Early this month the American Public Transportation Association, which was founded in 1882 and has 1500 member organizations, said they really wish they could cancel their May convention in Charlotte over North Carolina’s hate law, but are unable to nullify their contract. On Friday, the head of Los Angeles Metro announced that his employees are banned from attending. From his email:
Early last month (March, 2016) the city of Charlotte, North Carolina, enacted an ordinance to protect its LGBT residents from discrimination. On Wednesday, March 23, 2016, North Carolina’s governor signed a controversial bill that reversed the city’s decision by enacting a statewide ban on such protections. APTA supports the city of Charlotte ordinance and was disappointed to see that the North Carolina governor took steps to reverse the city’s decision to protect all citizens.

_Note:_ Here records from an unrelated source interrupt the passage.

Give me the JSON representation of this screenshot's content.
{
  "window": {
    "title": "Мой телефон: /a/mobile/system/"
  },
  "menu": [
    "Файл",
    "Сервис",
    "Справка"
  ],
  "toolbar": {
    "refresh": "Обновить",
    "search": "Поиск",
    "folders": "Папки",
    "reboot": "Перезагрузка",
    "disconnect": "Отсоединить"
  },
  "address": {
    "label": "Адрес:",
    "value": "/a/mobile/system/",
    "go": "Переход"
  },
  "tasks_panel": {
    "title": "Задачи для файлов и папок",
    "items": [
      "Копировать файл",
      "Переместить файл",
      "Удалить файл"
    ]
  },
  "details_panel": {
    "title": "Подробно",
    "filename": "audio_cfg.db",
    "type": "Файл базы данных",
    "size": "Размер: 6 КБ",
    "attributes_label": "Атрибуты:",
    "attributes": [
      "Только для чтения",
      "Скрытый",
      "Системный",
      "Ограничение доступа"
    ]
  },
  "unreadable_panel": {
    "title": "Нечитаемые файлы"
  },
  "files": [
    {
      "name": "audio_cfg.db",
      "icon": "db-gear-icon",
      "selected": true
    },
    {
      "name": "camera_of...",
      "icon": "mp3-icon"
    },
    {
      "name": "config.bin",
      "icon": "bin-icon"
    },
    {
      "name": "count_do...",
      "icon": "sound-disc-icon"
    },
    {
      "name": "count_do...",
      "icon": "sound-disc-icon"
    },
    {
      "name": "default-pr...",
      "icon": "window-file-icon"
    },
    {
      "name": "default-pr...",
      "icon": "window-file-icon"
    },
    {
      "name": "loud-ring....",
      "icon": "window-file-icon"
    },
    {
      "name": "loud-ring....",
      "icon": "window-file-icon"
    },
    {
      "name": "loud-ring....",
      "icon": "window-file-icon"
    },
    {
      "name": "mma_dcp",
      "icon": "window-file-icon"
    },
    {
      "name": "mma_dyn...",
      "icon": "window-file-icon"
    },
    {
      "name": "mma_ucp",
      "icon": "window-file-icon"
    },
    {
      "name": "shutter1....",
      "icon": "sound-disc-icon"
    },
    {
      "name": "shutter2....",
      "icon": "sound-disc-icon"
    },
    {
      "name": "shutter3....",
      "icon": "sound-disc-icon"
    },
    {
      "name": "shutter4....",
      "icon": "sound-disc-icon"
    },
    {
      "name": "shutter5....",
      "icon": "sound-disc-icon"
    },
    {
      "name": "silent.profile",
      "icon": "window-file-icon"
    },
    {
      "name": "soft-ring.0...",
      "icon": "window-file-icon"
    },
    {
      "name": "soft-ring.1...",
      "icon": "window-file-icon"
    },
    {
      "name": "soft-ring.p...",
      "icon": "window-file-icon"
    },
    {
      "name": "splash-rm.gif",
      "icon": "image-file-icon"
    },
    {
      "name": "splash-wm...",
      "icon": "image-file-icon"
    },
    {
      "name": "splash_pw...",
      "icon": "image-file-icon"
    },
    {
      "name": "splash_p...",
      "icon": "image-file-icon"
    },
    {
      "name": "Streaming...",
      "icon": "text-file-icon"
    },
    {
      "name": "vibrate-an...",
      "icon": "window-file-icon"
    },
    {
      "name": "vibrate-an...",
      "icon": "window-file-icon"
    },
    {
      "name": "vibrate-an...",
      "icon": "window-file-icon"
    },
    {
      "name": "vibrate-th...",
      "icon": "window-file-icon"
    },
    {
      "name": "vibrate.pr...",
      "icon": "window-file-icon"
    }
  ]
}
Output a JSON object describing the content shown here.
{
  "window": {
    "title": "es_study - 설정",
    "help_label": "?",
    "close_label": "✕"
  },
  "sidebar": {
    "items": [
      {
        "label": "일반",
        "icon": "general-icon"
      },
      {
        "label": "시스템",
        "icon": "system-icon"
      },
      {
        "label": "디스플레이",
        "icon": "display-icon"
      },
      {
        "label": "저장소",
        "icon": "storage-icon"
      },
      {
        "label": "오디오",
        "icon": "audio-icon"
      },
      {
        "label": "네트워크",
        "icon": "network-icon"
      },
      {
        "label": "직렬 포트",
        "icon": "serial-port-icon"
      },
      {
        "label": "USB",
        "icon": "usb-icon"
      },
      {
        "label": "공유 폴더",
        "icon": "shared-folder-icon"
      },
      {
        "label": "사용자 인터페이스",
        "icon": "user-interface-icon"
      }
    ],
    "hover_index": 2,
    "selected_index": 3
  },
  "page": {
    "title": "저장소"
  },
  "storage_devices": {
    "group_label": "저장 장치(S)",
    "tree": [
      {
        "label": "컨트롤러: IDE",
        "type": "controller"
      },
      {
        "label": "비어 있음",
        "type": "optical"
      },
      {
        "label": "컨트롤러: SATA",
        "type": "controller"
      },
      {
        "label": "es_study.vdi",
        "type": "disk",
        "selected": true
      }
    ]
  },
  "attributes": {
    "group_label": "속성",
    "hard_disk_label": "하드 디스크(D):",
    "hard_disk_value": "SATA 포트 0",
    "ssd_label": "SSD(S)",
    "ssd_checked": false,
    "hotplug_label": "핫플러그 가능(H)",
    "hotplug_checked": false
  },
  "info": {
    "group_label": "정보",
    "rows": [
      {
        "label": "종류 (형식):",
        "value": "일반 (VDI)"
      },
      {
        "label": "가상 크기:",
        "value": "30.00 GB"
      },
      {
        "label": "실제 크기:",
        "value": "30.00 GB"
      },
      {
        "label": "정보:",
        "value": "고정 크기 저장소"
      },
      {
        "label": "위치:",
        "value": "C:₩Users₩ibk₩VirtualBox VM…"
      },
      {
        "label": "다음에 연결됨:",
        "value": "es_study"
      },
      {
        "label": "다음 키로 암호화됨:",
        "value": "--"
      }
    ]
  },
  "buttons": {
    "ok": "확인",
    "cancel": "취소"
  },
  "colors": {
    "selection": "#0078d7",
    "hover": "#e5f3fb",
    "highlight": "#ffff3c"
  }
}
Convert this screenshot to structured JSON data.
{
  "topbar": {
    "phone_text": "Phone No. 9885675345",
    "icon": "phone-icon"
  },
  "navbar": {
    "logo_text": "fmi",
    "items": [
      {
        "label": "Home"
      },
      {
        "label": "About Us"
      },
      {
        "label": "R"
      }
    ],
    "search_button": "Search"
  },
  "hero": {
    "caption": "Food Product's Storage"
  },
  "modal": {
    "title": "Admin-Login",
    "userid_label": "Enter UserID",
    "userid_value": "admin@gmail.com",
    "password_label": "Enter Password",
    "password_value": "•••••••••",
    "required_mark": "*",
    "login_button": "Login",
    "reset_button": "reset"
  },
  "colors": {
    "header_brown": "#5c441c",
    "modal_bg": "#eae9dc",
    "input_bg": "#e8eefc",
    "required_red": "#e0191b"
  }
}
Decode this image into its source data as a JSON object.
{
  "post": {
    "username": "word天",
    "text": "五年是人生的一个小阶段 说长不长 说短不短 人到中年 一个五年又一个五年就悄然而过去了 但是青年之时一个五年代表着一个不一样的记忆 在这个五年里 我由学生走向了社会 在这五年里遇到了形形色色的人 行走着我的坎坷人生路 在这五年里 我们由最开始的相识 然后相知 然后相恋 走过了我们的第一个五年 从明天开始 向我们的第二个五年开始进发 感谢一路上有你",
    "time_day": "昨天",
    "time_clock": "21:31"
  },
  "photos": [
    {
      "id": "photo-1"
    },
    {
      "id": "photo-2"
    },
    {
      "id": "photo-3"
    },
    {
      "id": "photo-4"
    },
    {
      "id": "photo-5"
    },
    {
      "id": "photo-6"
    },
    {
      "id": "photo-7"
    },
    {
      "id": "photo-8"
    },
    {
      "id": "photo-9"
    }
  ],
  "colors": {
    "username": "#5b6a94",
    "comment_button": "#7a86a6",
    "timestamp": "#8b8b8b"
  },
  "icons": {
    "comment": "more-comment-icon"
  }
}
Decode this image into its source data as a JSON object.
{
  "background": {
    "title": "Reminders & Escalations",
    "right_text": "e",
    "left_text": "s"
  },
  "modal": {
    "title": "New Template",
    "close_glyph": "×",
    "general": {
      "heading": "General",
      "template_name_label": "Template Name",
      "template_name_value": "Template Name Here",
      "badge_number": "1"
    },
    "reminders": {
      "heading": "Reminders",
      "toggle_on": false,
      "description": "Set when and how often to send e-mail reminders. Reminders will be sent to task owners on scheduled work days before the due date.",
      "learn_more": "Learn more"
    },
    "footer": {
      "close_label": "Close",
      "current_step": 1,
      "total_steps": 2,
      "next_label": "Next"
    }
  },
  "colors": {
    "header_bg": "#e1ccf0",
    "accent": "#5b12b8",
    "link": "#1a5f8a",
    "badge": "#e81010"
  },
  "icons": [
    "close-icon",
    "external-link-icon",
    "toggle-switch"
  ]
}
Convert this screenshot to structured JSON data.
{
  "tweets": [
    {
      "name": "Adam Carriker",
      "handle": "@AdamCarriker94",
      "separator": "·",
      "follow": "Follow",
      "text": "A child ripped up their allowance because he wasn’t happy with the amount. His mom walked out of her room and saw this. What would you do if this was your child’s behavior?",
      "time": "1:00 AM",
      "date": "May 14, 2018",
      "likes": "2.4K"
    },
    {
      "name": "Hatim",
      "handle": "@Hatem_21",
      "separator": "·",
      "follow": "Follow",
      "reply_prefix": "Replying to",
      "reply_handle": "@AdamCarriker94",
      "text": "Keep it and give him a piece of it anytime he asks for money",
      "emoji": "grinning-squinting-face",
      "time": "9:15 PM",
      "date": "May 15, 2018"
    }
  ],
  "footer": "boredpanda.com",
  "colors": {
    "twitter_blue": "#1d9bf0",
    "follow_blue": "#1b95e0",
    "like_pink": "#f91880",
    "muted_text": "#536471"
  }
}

As a result, there have been calls for a boycott of North Carolina and APTA’s Bus & Paratransit Conference, and some governments have enacted official travel restrictions for their employees. I have given this issue some thought over the last couple of days and though I came to a decision earlier in the week, I wanted to first take the time to confer with our Labor/Union Leadership and the employee participants in this year’s APTA Bus Roadeo. That said, I have decided to join several other transit agencies in not allowing employees to travel to the state of North Carolina for the APTA Bus & Paratransit Conference.
I do not make this decision lightly, because I realize that many of our employees have been practicing and preparing for the bus roadeo and maintenance competition. However, as I conveyed in my first document to employees a year ago – the “Ready to Serve” document where I outlined “Some of the things that you can expect from me” — I have “Zero tolerance for confirmed theft, sexual harassment/assault, racial/gender discrimination, etc.” This fits into that zero tolerance category.